Items from an interface collection
.....

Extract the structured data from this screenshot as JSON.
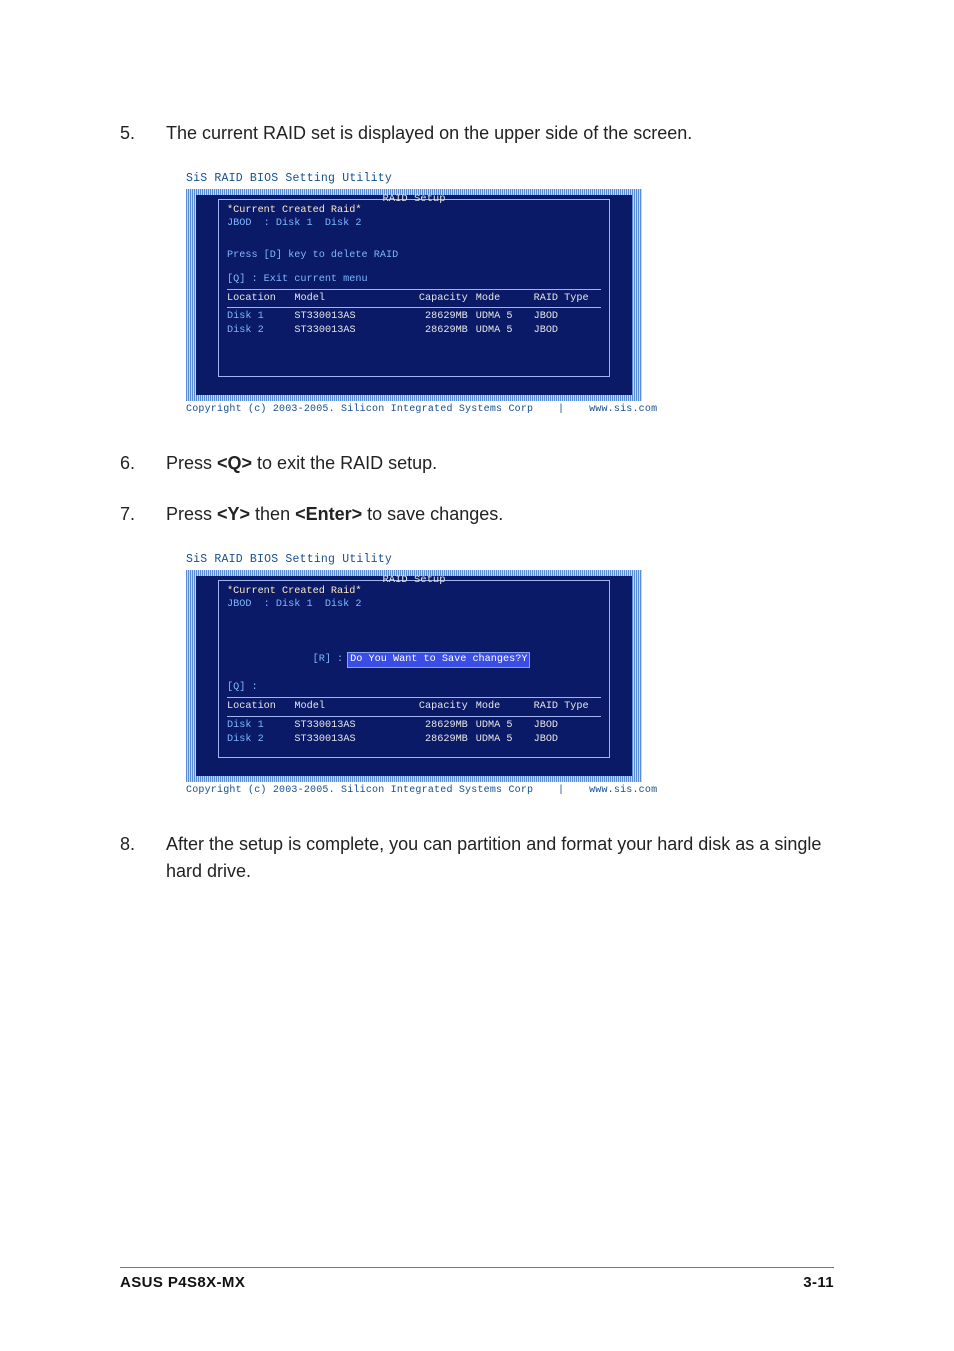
{
  "steps": {
    "s5": {
      "num": "5.",
      "text": "The current RAID set is displayed on the upper side of the screen."
    },
    "s6": {
      "num": "6.",
      "prefix": "Press ",
      "key1": "<Q>",
      "suffix": " to exit the RAID setup."
    },
    "s7": {
      "num": "7.",
      "prefix": "Press ",
      "key1": "<Y>",
      "mid": " then ",
      "key2": "<Enter>",
      "suffix": " to save changes."
    },
    "s8": {
      "num": "8.",
      "text": "After the setup is complete, you can partition and format your hard disk as a single hard drive."
    }
  },
  "bios": {
    "title": "SiS RAID BIOS Setting Utility",
    "section": "RAID Setup",
    "currentRaidLabel": "*Current Created Raid*",
    "jbodLine": "JBOD  : Disk 1  Disk 2",
    "deleteHint": "Press [D] key to delete RAID",
    "exitHint": "[Q] : Exit current menu",
    "r_key": "[R] :",
    "q_key": "[Q] :",
    "savePrompt": "Do You Want to Save changes?Y",
    "cols": {
      "loc": "Location",
      "model": "Model",
      "cap": "Capacity",
      "mode": "Mode",
      "type": "RAID Type"
    },
    "rows": [
      {
        "loc": "Disk 1",
        "model": "ST330013AS",
        "cap": "28629MB",
        "mode": "UDMA 5",
        "type": "JBOD"
      },
      {
        "loc": "Disk 2",
        "model": "ST330013AS",
        "cap": "28629MB",
        "mode": "UDMA 5",
        "type": "JBOD"
      }
    ],
    "footer": "Copyright (c) 2003-2005. Silicon Integrated Systems Corp    |    www.sis.com"
  },
  "footer": {
    "left": "ASUS P4S8X-MX",
    "right": "3-11"
  }
}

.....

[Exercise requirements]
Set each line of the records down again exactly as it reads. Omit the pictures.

[Result]
Extract the structured data from this screenshot as JSON.
{
  "steps": {
    "s5": {
      "num": "5.",
      "text": "The current RAID set is displayed on the upper side of the screen."
    },
    "s6": {
      "num": "6.",
      "prefix": "Press ",
      "key1": "<Q>",
      "suffix": " to exit the RAID setup."
    },
    "s7": {
      "num": "7.",
      "prefix": "Press ",
      "key1": "<Y>",
      "mid": " then ",
      "key2": "<Enter>",
      "suffix": " to save changes."
    },
    "s8": {
      "num": "8.",
      "text": "After the setup is complete, you can partition and format your hard disk as a single hard drive."
    }
  },
  "bios": {
    "title": "SiS RAID BIOS Setting Utility",
    "section": "RAID Setup",
    "currentRaidLabel": "*Current Created Raid*",
    "jbodLine": "JBOD  : Disk 1  Disk 2",
    "deleteHint": "Press [D] key to delete RAID",
    "exitHint": "[Q] : Exit current menu",
    "r_key": "[R] :",
    "q_key": "[Q] :",
    "savePrompt": "Do You Want to Save changes?Y",
    "cols": {
      "loc": "Location",
      "model": "Model",
      "cap": "Capacity",
      "mode": "Mode",
      "type": "RAID Type"
    },
    "rows": [
      {
        "loc": "Disk 1",
        "model": "ST330013AS",
        "cap": "28629MB",
        "mode": "UDMA 5",
        "type": "JBOD"
      },
      {
        "loc": "Disk 2",
        "model": "ST330013AS",
        "cap": "28629MB",
        "mode": "UDMA 5",
        "type": "JBOD"
      }
    ],
    "footer": "Copyright (c) 2003-2005. Silicon Integrated Systems Corp    |    www.sis.com"
  },
  "footer": {
    "left": "ASUS P4S8X-MX",
    "right": "3-11"
  }
}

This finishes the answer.